Ryan Henry of “Black Ink Crew: Chicago” in his new tattoo shop, 9Mag.  (Photo Credit: Eddy “Precise” Lamarre for Steed Mmedia Service)

Ryan Henry has become one of the most prominent tattoo artists in the country. The Chicago native is the founder of 9Mag and the face of one of VH1’s most successful shows, “Black Ink Crew: Chicago.”

In an exclusive interview with Henry, we discussed 9Mag, fatherhood, leadership and being an advocate for victims of domestic abuse.

Congratulations on season five of “Black Ink Crew: Chicago. Did you imagine the show going into its fifth season with so much popularity?

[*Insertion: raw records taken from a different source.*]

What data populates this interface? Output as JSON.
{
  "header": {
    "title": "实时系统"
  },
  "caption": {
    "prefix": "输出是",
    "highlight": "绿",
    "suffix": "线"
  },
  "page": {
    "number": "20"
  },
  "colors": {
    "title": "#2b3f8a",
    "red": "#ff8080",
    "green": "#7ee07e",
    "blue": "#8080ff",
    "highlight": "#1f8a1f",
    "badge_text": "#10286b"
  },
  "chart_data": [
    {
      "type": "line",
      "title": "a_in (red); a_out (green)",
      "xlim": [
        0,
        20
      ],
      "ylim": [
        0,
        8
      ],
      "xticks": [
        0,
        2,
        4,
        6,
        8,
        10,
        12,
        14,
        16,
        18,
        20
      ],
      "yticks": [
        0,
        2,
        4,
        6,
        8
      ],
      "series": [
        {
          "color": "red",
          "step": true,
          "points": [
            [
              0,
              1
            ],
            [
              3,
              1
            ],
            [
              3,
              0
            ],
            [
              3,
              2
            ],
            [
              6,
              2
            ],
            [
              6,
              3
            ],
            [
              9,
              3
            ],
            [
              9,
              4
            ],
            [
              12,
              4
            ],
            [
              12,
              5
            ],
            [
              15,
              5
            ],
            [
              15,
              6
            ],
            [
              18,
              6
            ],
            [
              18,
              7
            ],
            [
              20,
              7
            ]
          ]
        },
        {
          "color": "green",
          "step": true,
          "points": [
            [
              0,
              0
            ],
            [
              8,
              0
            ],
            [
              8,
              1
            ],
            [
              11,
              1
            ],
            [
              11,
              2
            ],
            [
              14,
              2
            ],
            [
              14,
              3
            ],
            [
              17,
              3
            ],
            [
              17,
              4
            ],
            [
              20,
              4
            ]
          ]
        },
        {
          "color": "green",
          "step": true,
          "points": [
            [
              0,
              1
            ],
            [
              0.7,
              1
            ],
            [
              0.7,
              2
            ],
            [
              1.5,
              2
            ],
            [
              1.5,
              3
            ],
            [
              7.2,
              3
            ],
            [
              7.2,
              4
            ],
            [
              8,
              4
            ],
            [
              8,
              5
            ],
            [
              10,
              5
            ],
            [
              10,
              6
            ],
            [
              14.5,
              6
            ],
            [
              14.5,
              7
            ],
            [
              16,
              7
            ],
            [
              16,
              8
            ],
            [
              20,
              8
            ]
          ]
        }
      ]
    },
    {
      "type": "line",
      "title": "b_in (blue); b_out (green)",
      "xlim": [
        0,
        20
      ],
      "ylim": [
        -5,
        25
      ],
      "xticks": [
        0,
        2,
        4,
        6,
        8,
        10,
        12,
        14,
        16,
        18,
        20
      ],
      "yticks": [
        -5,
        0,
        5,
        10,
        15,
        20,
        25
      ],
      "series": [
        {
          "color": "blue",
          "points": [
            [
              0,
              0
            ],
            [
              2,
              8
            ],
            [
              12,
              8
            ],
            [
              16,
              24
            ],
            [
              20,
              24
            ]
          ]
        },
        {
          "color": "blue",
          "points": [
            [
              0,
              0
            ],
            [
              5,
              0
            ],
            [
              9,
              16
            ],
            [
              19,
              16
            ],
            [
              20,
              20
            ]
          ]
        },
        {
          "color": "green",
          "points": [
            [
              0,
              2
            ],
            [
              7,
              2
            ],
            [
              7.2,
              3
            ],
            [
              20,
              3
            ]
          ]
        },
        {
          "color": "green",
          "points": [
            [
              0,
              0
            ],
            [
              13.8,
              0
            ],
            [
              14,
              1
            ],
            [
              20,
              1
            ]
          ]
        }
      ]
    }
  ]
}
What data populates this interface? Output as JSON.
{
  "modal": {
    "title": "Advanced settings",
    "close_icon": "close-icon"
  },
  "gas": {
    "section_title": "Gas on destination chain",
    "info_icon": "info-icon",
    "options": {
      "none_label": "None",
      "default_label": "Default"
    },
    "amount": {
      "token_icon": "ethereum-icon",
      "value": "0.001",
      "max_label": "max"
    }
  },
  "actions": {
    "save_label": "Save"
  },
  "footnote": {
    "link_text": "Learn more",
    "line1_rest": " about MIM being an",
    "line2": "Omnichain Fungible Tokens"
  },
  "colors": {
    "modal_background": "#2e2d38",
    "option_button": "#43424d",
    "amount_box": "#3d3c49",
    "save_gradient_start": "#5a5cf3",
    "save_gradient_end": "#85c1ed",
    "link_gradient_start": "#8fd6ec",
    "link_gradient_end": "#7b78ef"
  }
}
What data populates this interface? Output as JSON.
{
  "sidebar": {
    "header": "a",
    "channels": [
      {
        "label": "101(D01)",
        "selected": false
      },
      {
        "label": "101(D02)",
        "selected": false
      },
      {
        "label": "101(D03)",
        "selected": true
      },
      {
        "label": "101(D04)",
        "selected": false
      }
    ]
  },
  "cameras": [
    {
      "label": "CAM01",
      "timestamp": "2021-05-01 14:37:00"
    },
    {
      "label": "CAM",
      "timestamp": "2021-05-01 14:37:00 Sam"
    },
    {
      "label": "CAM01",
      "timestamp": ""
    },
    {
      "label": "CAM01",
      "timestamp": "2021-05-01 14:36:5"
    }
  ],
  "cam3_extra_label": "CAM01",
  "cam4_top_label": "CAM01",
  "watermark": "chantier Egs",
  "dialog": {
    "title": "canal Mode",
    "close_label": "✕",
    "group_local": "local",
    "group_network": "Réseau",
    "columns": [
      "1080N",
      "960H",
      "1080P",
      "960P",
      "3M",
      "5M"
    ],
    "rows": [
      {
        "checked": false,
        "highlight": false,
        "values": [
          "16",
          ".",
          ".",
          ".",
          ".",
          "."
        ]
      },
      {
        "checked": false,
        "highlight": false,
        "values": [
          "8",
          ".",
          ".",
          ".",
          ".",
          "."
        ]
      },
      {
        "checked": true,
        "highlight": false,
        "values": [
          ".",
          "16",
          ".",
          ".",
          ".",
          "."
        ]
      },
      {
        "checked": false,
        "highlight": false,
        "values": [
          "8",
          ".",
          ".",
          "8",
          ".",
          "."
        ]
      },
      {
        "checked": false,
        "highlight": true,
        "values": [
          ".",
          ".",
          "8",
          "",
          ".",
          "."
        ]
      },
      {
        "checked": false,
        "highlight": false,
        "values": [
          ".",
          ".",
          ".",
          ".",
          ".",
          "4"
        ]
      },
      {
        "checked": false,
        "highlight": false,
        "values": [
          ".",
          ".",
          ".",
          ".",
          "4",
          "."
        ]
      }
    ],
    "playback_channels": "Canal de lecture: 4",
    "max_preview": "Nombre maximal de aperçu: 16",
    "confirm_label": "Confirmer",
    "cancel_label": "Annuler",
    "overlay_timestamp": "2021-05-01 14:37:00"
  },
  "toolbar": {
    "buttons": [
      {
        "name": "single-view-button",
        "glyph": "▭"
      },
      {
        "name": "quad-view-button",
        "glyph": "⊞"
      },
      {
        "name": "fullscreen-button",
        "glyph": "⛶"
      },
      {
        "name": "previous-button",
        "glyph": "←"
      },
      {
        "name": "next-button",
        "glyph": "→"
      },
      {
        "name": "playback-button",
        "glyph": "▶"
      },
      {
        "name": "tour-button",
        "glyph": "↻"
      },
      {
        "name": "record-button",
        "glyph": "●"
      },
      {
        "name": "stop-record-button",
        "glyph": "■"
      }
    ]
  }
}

I never imagined going into five seasons and I never imagined going into five seasons separated from people that I started with. We are so far removed from the genuine feel we used to have together. I’ve also grown into something way different than I was back then. It’s different but it’s a blessing all the same.

Why do you think people like the cast?

I think what people took from it is that we are all different types of people. When we first started the show we didn’t have any drama because we were all cool; we were family.

What has caused the current friction?

Hidden agendas caused this. It allowed for different egos and different attitudes to grow because I didn’t handle business the way I needed to handle it.

Do you think that taking your place as the leader caused some of the friction?

Absolutely, If I allow people to continue to run over me as I did before, which I had been comfortable doing, I would have never gotten to the level of business where I am now.

You have mentioned your sister contributing to your success even after the tragedy of losing her to violence. Why is it important for you to keep her memory alive?

I’ve always dialed back from talking about my sister and my niece because I didn’t want the sympathy. I never wanted to subject them to that.

But, when I did talk about it and how I feel people in social media would reach out to me just to relate and share their stories, it allowed me to become an advocate for victims of domestic violence.

How do your kids view you?

I’m the coolest dad in the school to everybody else but they just see me as [their] dad. Every morning I tell my kids I love them and be successful. These are things we should do as fathers.

What’s next for 9Mag and what words do you have for those looking to follow their dreams?

We just opened up one of the largest tattoo shops in the city. We are expanding to other cities.

Follow your dreams, be persistent. Take everything as constructive criticism. Take the no’s as an opportunity to do it differently. It’s your dream, chase it.